■ TASK TO CARRY OUT: The full listing is to be returned exactly as given, but without pictures.

+ + + +

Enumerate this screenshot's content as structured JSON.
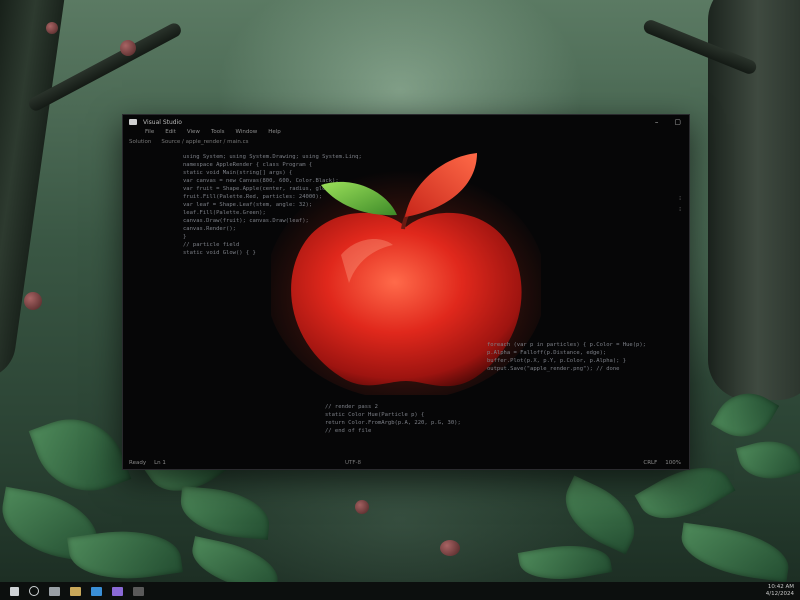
{
  "window": {
    "title": "Visual Studio",
    "menu": [
      "File",
      "Edit",
      "View",
      "Tools",
      "Window",
      "Help"
    ],
    "path": [
      "Solution",
      "Source / apple_render / main.cs"
    ],
    "status_left": [
      "Ready",
      "Ln 1"
    ],
    "status_mid": "UTF-8",
    "status_right": [
      "CRLF",
      "100%"
    ]
  },
  "code": {
    "top": [
      "using System; using System.Drawing; using System.Linq;",
      "namespace AppleRender { class Program {",
      "  static void Main(string[] args) {",
      "    var canvas = new Canvas(800, 600, Color.Black);",
      "    var fruit = Shape.Apple(center, radius, glow);",
      "    fruit.Fill(Palette.Red, particles: 24000);",
      "    var leaf = Shape.Leaf(stem, angle: 32);",
      "    leaf.Fill(Palette.Green);",
      "    canvas.Draw(fruit); canvas.Draw(leaf);",
      "    canvas.Render();",
      "  }",
      "  // particle field",
      "  static void Glow() { }"
    ],
    "mid": [
      "foreach (var p in particles) { p.Color = Hue(p);",
      "  p.Alpha = Falloff(p.Distance, edge);",
      "  buffer.Plot(p.X, p.Y, p.Color, p.Alpha); }",
      "output.Save(\"apple_render.png\"); // done"
    ],
    "low": [
      "// render pass 2",
      "static Color Hue(Particle p) {",
      "  return Color.FromArgb(p.A, 220, p.G, 30);",
      "  // end of file"
    ]
  },
  "taskbar": {
    "time": "10:42 AM",
    "date": "4/12/2024"
  },
  "colors": {
    "window_bg": "#060607",
    "apple_red": "#d8261c",
    "leaf_green": "#58b23a"
  }
}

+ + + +

■ EXERCISE ANSWER:
Enumerate this screenshot's content as structured JSON.
{
  "window": {
    "title": "Visual Studio",
    "menu": [
      "File",
      "Edit",
      "View",
      "Tools",
      "Window",
      "Help"
    ],
    "path": [
      "Solution",
      "Source / apple_render / main.cs"
    ],
    "status_left": [
      "Ready",
      "Ln 1"
    ],
    "status_mid": "UTF-8",
    "status_right": [
      "CRLF",
      "100%"
    ]
  },
  "code": {
    "top": [
      "using System; using System.Drawing; using System.Linq;",
      "namespace AppleRender { class Program {",
      "  static void Main(string[] args) {",
      "    var canvas = new Canvas(800, 600, Color.Black);",
      "    var fruit = Shape.Apple(center, radius, glow);",
      "    fruit.Fill(Palette.Red, particles: 24000);",
      "    var leaf = Shape.Leaf(stem, angle: 32);",
      "    leaf.Fill(Palette.Green);",
      "    canvas.Draw(fruit); canvas.Draw(leaf);",
      "    canvas.Render();",
      "  }",
      "  // particle field",
      "  static void Glow() { }"
    ],
    "mid": [
      "foreach (var p in particles) { p.Color = Hue(p);",
      "  p.Alpha = Falloff(p.Distance, edge);",
      "  buffer.Plot(p.X, p.Y, p.Color, p.Alpha); }",
      "output.Save(\"apple_render.png\"); // done"
    ],
    "low": [
      "// render pass 2",
      "static Color Hue(Particle p) {",
      "  return Color.FromArgb(p.A, 220, p.G, 30);",
      "  // end of file"
    ]
  },
  "taskbar": {
    "time": "10:42 AM",
    "date": "4/12/2024"
  },
  "colors": {
    "window_bg": "#060607",
    "apple_red": "#d8261c",
    "leaf_green": "#58b23a"
  }
}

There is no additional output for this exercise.